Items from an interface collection
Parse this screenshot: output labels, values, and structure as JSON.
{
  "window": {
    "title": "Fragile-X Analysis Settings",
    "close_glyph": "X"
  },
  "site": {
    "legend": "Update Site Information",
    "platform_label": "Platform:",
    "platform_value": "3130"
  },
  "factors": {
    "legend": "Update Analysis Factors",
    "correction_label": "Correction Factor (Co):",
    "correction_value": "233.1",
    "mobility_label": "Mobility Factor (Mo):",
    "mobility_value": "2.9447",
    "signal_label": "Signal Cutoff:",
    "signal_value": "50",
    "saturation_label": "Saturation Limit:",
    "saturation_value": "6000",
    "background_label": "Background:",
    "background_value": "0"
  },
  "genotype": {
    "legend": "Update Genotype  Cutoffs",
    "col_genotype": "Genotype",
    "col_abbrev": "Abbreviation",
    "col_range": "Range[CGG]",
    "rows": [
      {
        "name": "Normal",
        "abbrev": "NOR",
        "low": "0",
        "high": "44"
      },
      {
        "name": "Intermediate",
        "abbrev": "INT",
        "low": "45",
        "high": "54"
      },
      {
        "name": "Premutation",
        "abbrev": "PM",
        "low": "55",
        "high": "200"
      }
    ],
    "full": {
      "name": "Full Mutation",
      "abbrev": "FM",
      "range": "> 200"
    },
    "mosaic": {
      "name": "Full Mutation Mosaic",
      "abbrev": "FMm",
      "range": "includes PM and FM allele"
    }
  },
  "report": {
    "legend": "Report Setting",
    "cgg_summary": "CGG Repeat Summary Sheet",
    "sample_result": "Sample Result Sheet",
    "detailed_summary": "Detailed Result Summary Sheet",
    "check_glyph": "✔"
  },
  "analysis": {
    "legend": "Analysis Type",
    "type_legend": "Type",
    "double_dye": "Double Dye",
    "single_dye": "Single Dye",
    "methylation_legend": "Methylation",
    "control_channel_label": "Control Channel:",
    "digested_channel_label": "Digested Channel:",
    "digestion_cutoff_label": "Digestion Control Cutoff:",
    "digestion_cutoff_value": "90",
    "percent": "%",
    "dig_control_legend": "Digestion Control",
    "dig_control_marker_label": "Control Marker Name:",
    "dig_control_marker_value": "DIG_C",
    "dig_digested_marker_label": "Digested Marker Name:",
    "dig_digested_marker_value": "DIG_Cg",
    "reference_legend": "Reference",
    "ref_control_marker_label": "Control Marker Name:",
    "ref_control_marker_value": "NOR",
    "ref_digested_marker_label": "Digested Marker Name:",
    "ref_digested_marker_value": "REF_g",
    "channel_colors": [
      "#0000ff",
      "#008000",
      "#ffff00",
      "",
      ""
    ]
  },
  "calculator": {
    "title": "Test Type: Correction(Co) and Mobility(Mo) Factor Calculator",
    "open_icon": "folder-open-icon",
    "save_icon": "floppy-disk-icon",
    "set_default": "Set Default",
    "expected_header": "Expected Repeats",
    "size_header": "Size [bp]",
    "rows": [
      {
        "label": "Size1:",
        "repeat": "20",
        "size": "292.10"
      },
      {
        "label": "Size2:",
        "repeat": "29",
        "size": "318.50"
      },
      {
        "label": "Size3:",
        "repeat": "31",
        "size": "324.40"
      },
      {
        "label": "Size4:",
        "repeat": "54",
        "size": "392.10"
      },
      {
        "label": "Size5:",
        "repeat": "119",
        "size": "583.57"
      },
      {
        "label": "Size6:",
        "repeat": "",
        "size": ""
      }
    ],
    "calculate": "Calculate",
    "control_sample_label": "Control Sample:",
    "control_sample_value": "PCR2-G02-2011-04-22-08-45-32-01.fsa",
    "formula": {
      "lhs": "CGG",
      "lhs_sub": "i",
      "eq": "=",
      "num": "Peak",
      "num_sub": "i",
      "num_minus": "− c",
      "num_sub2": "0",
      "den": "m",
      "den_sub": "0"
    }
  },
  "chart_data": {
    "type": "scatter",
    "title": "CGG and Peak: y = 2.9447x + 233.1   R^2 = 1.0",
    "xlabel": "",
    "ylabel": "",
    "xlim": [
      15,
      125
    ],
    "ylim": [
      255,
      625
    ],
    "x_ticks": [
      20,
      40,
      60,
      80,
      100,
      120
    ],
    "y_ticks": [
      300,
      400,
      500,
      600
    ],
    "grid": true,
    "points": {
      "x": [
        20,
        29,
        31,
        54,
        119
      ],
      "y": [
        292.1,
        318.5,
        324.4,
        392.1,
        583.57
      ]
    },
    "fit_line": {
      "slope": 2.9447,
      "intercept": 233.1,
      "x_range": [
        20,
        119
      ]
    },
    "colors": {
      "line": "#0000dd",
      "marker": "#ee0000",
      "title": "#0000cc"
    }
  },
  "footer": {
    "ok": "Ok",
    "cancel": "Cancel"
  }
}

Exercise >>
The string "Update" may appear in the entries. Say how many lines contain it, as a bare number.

Solution to this exercise >>
3